Several factors contributed to the severity of the penalties, among them were:

  • The Panel concluded that “Respondents Ignored Regulatory Warnings.” FINRA’s 2010 examination report concluded that Fox’s supervisory system was deficient regarding ensuring that outside business activities were not private securities transactions. The firm took no action; instead it sought to justify its approach. In 2011, the SEC notified Fox of “deficiencies and weaknesses” including failing to supervise and record private securities transactions on its books and records. The SEC directed Fox to take corrective action and inform the staff of such action. Fox made no changes; instead it disagreed with the staff’s interpretations. Finally, in 2012, FINRA sent an examination report to Fox noting its failure to comply with the rules relating to private securities transaction. Again, the firm disputed the findings and chose to take no corrective action.

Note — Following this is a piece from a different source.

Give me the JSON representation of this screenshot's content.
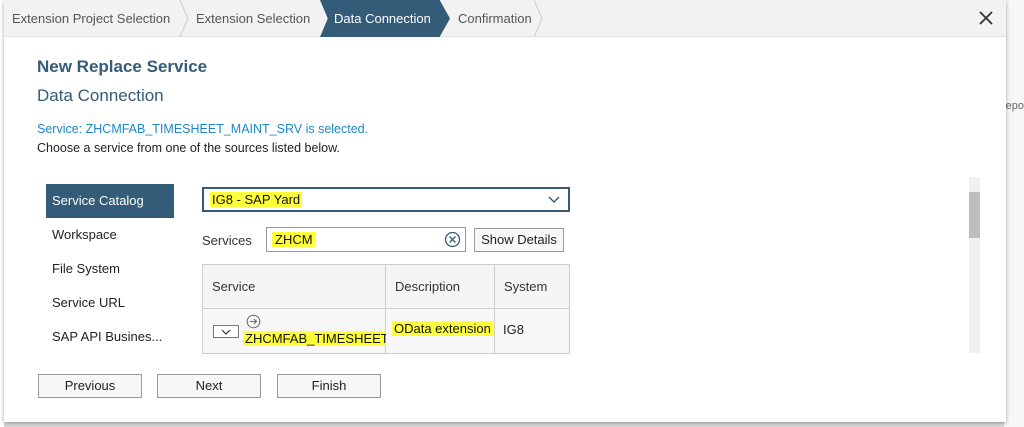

  • The Panel concluded that “Respondents Failed to Take Responsibility for Their Misconduct.” The Panel took issue with the Respondents’ refusal to accept liability and their attempts to “minimize their responsibility by attempting to shift blame for their non-compliance to FINRA and the SEC.” Respondents argued that the disciplinary action was unfair because they had disputed the regulators’ interpretations, and were comforted by the regulators’ lack of follow up. The Panel rejected this, explaining “associated persons cannot rely on a regulator’s silence to justify their non-compliance,” and finding that “their attempt to shift blame demonstrates that they fail to appreciate the seriousness of their misconduct and serves to aggravate their misconduct.”
  • Finally, the Panel noted that “Rooney and Fox Have Disciplinary Histories.” Rooney admitted that his regulatory record was “disgraceful” and explained “I wouldn’t hire me.” The Panel concluded that their histories coupled with their failure to meet their obligations “demonstrate[d] their complete disregard for the regulatory process.”

While the facts and circumstances that led to the Fox decision were egregious, the decision provides insight into the current regulatory, enforcement and disciplinary environment where regulators seemingly “hold all the cards.” Indeed, during the General Session at Day 2 of SIFMA’s Compliance and Legal Society’s 2015 conference, FINRA’s Director of Enforcement touted that FINRA was virtually undefeated in matters brought before FINRA disciplinary hearing panels in 2014. In this environment, if a firm and its principals are able to demonstrate that that they have been proactive, responsive, diligent and mindful in their efforts to supervise their agents, it may place them in a more positive light during the course of regulatory examinations and if faced with a disciplinary or enforcement proceeding.